But for Mayor Spodofora the issue was one of “need versus want.” The mayor asserted that Beach Haven West was not showing the same demand as other sections of town. “I’m not getting the demand over there,” he said, rejecting McManus’ argument.
Stafford Township Debt Totals Nearly $130 Million
A hot topic of discussion at the council meeting related to the purchase was Stafford Township’s municipal bond debt, which currently totals nearly $130 million, according to Township Administrator Jim Moran. The majority of the recreation building’s cost will be added to this sum.

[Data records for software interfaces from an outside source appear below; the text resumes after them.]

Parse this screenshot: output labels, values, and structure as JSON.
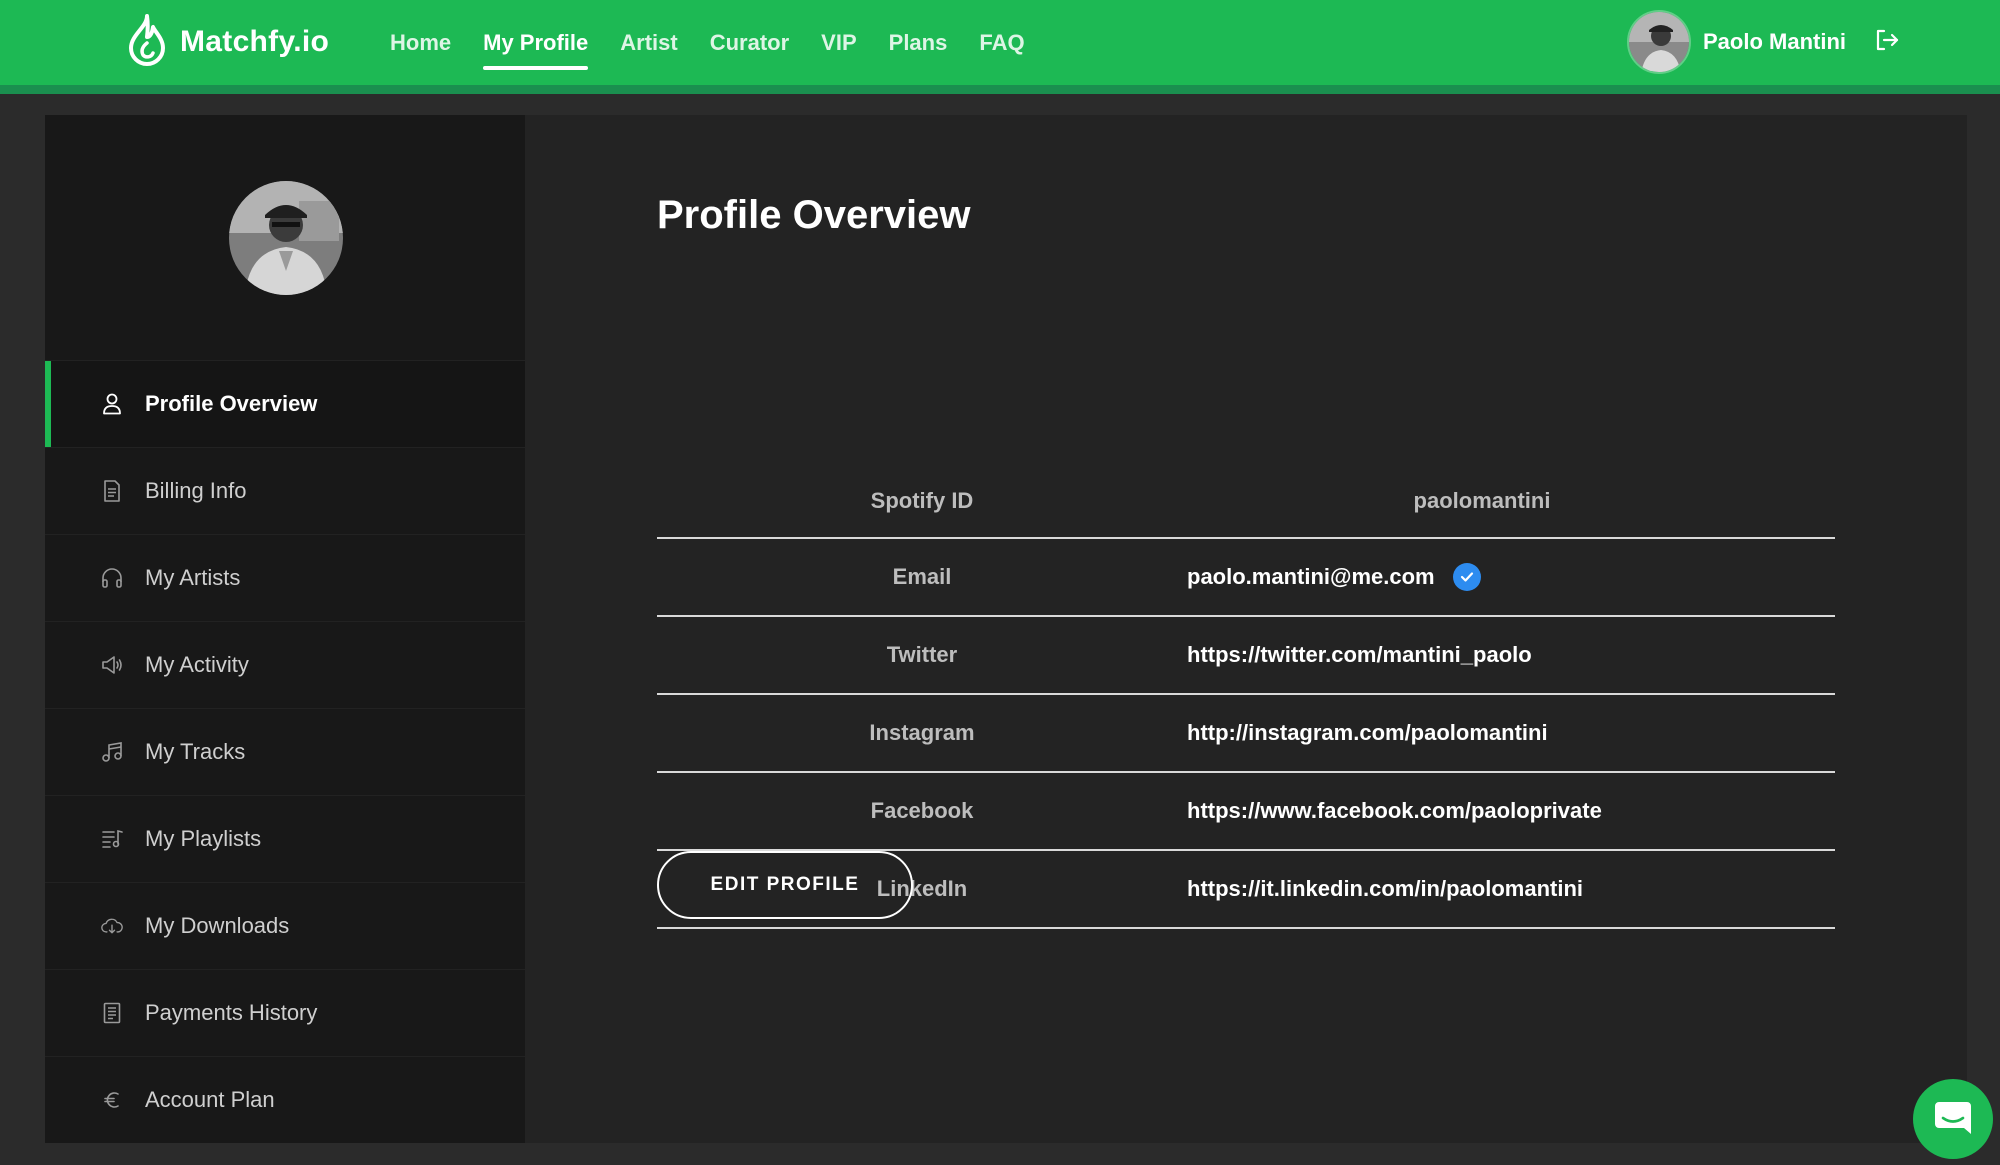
{
  "brand": {
    "name": "Matchfy.io",
    "icon": "flame-drop-logo",
    "color": "#1db954"
  },
  "nav": {
    "items": [
      {
        "label": "Home"
      },
      {
        "label": "My Profile",
        "active": true
      },
      {
        "label": "Artist"
      },
      {
        "label": "Curator"
      },
      {
        "label": "VIP"
      },
      {
        "label": "Plans"
      },
      {
        "label": "FAQ"
      }
    ]
  },
  "user": {
    "name": "Paolo Mantini",
    "logout_icon": "logout-icon"
  },
  "sidebar": {
    "items": [
      {
        "label": "Profile Overview",
        "icon": "user-icon",
        "active": true
      },
      {
        "label": "Billing Info",
        "icon": "document-icon"
      },
      {
        "label": "My Artists",
        "icon": "headphones-icon"
      },
      {
        "label": "My Activity",
        "icon": "megaphone-icon"
      },
      {
        "label": "My Tracks",
        "icon": "music-note-icon"
      },
      {
        "label": "My Playlists",
        "icon": "playlist-icon"
      },
      {
        "label": "My Downloads",
        "icon": "cloud-download-icon"
      },
      {
        "label": "Payments History",
        "icon": "receipt-icon"
      },
      {
        "label": "Account Plan",
        "icon": "euro-icon"
      }
    ]
  },
  "main": {
    "title": "Profile Overview",
    "rows": [
      {
        "label": "Spotify ID",
        "value": "paolomantini"
      },
      {
        "label": "Email",
        "value": "paolo.mantini@me.com",
        "verified": true
      },
      {
        "label": "Twitter",
        "value": "https://twitter.com/mantini_paolo"
      },
      {
        "label": "Instagram",
        "value": "http://instagram.com/paolomantini"
      },
      {
        "label": "Facebook",
        "value": "https://www.facebook.com/paoloprivate"
      },
      {
        "label": "LinkedIn",
        "value": "https://it.linkedin.com/in/paolomantini"
      }
    ],
    "edit_button": "EDIT PROFILE"
  },
  "chat": {
    "icon": "chat-icon"
  }
}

“It’s nice that you call it bonding, but it’s really bonding debt,” said Stafford resident Sal Sorce. In response to Sorce’s comments, Administrator Moran claimed that comparing Stafford’s debt to other municipalities would be like comparing “apples and organges.” Stafford is different from other municipalities because rather than having an independent municipal utilities authority (MUA), the township has a water and sewer department as a component of the municipal government, leading to the higher debt figure compared to towns such as Toms River, Jackson, Brick and Lacey, according to Mr. Moran.
“Surf City has zero bonding debt,” Mr. Sorce told the council.
“Well we’re not Surf City,” the mayor replied.
Was the purchase of the Pine Street building necessary, given Stafford’s financial situation, and the construction of another community center next door? Vote in our poll below and share your thoughts in the comments.